Preventive administration of intravenous N-acetylcysteine and development of tolerance to isosorbide dinitrate in patients with angina pectoris.
BACKGROUND Development of tolerance to organic nitrates may be related to depletion of sulfhydryl groups in vascular smooth muscle. N-Acetylcysteine (NAC), a sulfhydryl donor, has been reported to potentiate the effect of nitroglycerin and reverse tolerance in humans. However, its ability to prevent or delay the development of nitrate tolerance in patients with angina pectoris has not been established.
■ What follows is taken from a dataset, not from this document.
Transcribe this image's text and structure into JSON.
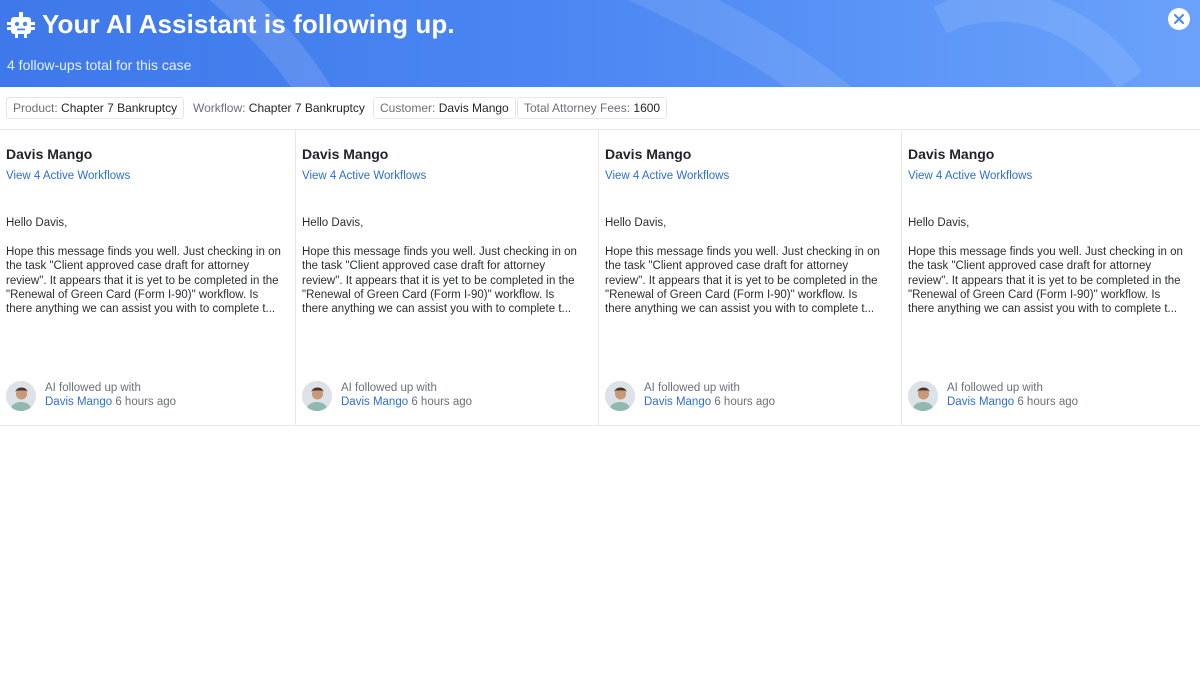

METHODS AND RESULTS Ten patients with stable angina pectoris were treated with intravenous isosorbide dinitrate (ISDN; 5 mg/hr) combined with NAC (2 g i.v. over 15 minutes followed by 5 mg/kg/hr) or matching placebo for 30 hours in a double-blind, randomized, crossover study with a washout interval of 8 days. Bicycle exercise tests were performed before and at 1 1/2, 8, 20, 24, and 30 hours after start of treatment. After 24 hours of infusion, exercise parameters were not significantly different from pretreatment values (p greater than 0.05) during ISDN plus placebo, indicating development of tolerance to ISDN. In contrast, time to onset of angina, time to 1-mm ST segment depression, and total amount of ST segment depression were still significantly improved after 24-hour infusion of ISDN plus NAC (p less than 0.05). In addition, compared with placebo, a significant difference (p less than 0.05) in favor of NAC was observed regarding time to angina (507 +/- 63 versus 445 +/- 69 seconds, mean +/- SEM), time to 1-mm ST segment depression (435 +/- 43 versus 407 +/- 45 seconds), and total ST segment depression (1.8 +/- 0.9 versus 3.1 +/- 0.4 mm).
CONCLUSIONS These results suggest that infusion of high doses of NAC in combination with ISDN for 30 hours affects and partially prevents the development of tolerance to antianginal effects normally observed during infusion with ISDN.
- Copyright © 1992 by American Heart Association